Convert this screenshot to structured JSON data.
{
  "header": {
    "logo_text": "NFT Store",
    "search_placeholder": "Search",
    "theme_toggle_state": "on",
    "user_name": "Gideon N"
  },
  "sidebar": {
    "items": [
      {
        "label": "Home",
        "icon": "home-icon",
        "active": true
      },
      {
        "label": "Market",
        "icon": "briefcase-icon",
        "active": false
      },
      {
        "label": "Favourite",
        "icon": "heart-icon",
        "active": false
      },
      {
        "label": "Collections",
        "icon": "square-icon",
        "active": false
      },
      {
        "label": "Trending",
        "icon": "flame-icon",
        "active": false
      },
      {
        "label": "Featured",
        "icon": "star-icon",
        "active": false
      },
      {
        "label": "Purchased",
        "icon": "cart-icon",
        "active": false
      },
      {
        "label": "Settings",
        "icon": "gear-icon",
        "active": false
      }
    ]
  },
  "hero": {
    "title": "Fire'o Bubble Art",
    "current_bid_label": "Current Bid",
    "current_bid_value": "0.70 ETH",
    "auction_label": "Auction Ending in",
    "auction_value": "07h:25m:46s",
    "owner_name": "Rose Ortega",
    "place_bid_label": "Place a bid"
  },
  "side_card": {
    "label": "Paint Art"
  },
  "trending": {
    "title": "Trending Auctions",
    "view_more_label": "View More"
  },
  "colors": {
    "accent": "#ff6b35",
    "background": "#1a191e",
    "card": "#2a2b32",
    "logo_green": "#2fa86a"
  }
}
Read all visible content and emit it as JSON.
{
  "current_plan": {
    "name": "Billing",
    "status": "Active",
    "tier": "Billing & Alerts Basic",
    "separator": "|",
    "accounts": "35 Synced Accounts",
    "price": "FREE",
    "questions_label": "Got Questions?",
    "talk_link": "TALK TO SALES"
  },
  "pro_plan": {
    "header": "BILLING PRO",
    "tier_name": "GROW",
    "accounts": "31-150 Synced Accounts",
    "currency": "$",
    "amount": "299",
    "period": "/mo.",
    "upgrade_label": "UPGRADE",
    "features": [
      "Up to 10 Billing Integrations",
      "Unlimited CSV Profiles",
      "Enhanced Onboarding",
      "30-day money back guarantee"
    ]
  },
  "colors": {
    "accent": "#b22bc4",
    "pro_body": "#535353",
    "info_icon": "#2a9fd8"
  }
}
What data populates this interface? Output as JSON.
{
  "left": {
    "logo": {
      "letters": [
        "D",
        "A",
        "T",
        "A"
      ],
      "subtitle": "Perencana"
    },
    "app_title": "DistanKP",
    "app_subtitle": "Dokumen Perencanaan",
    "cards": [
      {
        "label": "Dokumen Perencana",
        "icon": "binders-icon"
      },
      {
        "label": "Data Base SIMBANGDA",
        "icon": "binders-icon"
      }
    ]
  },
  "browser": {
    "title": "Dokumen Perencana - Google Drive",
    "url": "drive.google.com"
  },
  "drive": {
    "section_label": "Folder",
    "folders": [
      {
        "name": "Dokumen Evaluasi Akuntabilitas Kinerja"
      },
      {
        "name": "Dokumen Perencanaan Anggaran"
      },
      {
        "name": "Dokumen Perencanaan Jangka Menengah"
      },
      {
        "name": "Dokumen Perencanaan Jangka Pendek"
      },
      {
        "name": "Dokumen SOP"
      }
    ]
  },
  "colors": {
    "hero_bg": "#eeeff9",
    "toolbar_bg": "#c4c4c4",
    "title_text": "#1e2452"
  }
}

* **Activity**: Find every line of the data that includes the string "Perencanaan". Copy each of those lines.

* **Response to the exercise**:
    "app_subtitle": "Dokumen Perencanaan",
        "name": "Dokumen Perencanaan Anggaran"
        "name": "Dokumen Perencanaan Jangka Menengah"
        "name": "Dokumen Perencanaan Jangka Pendek"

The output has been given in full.